-- Opening Marker --
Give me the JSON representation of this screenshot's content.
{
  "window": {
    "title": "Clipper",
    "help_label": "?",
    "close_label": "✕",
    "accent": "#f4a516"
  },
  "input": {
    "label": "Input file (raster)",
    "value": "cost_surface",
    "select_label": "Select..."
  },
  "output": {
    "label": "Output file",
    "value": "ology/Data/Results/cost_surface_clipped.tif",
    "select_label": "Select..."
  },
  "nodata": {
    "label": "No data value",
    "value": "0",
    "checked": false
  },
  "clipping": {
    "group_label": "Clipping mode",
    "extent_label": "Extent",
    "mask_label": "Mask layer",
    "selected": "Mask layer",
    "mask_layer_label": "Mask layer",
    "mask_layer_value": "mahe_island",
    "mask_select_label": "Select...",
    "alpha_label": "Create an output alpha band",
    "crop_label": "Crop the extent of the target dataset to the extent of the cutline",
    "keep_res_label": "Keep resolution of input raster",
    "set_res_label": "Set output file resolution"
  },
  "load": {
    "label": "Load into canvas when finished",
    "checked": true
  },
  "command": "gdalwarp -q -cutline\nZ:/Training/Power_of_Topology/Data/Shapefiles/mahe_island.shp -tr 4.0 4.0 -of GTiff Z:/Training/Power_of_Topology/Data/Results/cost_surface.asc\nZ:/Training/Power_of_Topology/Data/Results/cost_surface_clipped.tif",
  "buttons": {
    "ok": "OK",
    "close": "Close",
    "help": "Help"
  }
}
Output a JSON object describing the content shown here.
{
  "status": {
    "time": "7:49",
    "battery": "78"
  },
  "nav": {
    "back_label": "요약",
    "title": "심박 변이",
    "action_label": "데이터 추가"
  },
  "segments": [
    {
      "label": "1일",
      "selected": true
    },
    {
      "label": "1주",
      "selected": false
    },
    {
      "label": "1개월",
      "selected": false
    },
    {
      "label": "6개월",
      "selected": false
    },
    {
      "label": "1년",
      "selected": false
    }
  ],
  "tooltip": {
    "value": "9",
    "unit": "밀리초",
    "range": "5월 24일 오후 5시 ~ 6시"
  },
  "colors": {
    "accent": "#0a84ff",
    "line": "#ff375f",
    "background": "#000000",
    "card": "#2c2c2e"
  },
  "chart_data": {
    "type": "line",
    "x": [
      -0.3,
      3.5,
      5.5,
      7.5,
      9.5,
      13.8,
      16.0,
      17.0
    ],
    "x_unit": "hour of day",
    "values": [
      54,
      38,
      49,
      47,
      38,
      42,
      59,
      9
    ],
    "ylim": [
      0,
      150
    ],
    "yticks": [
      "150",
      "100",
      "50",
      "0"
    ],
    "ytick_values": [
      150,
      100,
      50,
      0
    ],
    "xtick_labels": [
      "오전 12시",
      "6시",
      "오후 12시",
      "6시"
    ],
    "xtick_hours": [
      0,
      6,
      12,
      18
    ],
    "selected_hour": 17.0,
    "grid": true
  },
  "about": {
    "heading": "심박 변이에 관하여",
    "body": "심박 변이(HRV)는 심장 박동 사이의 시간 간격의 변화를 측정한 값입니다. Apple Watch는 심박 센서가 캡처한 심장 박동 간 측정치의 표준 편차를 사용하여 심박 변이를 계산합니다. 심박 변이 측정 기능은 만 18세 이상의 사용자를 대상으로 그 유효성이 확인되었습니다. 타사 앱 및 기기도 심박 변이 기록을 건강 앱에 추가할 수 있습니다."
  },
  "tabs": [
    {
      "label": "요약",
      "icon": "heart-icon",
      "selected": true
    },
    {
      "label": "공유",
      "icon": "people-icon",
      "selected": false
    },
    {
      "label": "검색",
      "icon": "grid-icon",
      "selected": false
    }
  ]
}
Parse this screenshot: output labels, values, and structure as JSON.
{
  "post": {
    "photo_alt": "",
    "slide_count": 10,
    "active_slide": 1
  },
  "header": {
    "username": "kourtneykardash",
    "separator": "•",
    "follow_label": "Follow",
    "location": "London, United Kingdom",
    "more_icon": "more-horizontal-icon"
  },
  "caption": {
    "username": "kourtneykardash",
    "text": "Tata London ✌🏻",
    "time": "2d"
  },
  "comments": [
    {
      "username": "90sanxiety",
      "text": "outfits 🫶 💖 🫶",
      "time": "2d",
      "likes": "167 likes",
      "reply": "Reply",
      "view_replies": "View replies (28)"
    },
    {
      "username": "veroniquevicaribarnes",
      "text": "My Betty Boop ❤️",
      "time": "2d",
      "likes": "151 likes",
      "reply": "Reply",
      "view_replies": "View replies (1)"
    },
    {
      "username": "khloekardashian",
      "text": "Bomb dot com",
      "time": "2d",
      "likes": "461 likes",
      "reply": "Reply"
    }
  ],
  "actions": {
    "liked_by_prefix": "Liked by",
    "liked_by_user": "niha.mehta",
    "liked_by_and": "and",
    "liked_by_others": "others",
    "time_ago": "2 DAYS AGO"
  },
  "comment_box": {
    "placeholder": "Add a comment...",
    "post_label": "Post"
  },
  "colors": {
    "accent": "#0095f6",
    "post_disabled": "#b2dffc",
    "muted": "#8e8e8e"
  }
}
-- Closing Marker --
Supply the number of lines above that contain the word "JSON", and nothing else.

3